◆ **ASSIGNED TASK**: In the entries, find all lines that hold the word "around" and copy them.
DATASET EXTRACT below:
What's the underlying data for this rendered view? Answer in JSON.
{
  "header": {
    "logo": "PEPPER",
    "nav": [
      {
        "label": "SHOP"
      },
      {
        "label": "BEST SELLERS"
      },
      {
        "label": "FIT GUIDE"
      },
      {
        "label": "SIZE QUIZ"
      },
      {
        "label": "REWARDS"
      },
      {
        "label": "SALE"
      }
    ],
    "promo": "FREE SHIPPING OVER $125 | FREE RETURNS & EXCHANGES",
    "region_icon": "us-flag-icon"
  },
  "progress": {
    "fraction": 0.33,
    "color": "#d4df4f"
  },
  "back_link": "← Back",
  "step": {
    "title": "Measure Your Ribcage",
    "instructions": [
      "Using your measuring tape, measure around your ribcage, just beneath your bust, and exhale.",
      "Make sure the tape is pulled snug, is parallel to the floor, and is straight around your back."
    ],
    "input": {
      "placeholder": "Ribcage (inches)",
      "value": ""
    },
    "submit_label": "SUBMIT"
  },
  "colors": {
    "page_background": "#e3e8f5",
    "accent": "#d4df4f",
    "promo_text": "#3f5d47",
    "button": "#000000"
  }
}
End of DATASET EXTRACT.
◆ **RESPONSE FOR THIS EXERCISE**:
      "Using your measuring tape, measure around your ribcage, just beneath your bust, and exhale.",
      "Make sure the tape is pulled snug, is parallel to the floor, and is straight around your back."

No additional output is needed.